So we only need to change “Subtask” to map it to the actual Issue Type “Sub-task” (which fixes my typo!).
Once we are satisfied with our value mappings, we can click “Begin Import”!
So – you double-check everything, and stuff still went wrong, huh? This is why we test. Go ahead and download the detailed log and save the configuration. Then delete the issues and try again.
In my case, I misclicked the “Sub-task,” and it created a new standard issue type called “Subtask,” – which given it’s not a sub-task issue type, failed. Fix that, import again, and if everything goes well, you should see this.
The importance of Setting Boundaries
So, I’m showing an example here where I do 13 issues. However, you need to be careful here. When I accept submissions from PMs for issue creation, I try to put a hard limit on it of greater than 100 issues created. Why?

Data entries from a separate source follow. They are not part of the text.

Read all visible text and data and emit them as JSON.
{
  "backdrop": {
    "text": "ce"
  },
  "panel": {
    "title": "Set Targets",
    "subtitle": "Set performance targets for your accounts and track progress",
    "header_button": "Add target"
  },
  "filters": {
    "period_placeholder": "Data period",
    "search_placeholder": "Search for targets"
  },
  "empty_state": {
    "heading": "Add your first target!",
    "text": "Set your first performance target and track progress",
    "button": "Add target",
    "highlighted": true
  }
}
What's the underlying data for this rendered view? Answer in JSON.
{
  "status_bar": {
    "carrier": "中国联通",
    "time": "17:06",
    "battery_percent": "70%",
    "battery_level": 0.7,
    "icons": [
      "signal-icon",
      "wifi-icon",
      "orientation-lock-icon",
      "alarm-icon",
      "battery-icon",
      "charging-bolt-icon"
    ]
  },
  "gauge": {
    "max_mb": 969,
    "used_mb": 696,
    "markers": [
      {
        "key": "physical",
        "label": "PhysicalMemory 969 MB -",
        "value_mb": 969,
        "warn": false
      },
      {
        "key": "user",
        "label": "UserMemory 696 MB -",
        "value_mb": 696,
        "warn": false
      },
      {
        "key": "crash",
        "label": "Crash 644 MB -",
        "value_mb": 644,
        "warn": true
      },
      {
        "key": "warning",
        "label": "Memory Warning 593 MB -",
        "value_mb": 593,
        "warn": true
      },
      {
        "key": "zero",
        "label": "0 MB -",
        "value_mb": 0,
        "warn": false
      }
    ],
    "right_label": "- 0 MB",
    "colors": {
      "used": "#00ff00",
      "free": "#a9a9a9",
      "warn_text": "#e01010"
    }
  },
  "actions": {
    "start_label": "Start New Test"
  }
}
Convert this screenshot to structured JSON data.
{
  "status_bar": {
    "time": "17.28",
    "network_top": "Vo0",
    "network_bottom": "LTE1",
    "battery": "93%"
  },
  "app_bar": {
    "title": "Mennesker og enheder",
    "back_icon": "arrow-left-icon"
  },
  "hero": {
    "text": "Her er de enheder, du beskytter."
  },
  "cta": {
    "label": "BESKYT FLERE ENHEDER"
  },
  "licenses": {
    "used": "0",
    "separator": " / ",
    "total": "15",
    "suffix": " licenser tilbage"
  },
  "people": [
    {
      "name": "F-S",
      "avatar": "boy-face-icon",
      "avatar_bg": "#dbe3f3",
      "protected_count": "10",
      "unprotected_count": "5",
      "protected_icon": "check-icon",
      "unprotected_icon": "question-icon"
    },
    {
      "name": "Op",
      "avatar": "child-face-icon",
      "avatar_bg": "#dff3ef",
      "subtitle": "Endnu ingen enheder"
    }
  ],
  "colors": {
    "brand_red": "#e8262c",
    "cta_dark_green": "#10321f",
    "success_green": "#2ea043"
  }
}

In this case, I had the best-case scenario. As the Jira Admin, I knew what format everything needs to be in to correctly create the CSV from the excel sheet and streamline things. PMs won’t do this. I usually schedule around two to four hours when doing this for a PM *just* to clean up the excel sheet before turning it into a CSV. Then the actual mapping will take more time still – as it scales with the number of issues you are entering, the number of fields you are specifying, etc. So, when I get one of these in from a PM, I usually expect to spend most – if not all – of that day just doing that.
At one point, I had a PM who particularly hated creating issues in Jira. So when he found out that I could do bulk issue creation, he went a bit crazy with it. One time, he handed me 5 of them to do, you know, just whenever. Another time he handed me one with only twelve issues. For the amount of time it would take me to bulk-create these twelve, he could have just gone and done it and been on with his day. But, my time wasn’t on his budget, and as “the Jira guy,” it was my job, no?
No. My job is to make sure the instance is runs smoothly for everyone. If I am constantly focusing on requests for one user – especially tasks he could do quicker himself – I cannot do that. So I kicked that one back and put up a rule that you had to have more than 100 issues to be considered for a CSV import.
So I add this tale for you to consider. CSV Imports can be a powerful tool to allow you to streamline your user’s experience. But it can also be a gigantic pain the rear if you aren’t careful with it and put boundaries in place early.
Tell me what you think?
Have you ever done a CSV Import to bulk-create issues for users? Is this something you think will be useful in the future? Let me know what you think! I’d love to hear from you here or in the comments on social media! You can find me on Facebook, Instagram, Twitter, and LinkedIn. If you want to get the latest from the blog as soon as it publishes, you can also subscribe below to get it delivered to your email!
And also: That’s officially 100 posts published! Thank you all for visiting my little corner of the internet. Even in my wildest imaginings, I never thought that the blog would ever become this popular in the community. So please keep sharing, posting comments, liking, and telling your colleagues about thejiraguy.com, and I’ll keep posting! Lets see if together, we can get this to 200 posts!
But until next time, my name is Rodney, asking, “Have you bulk-created your Jira issues today?”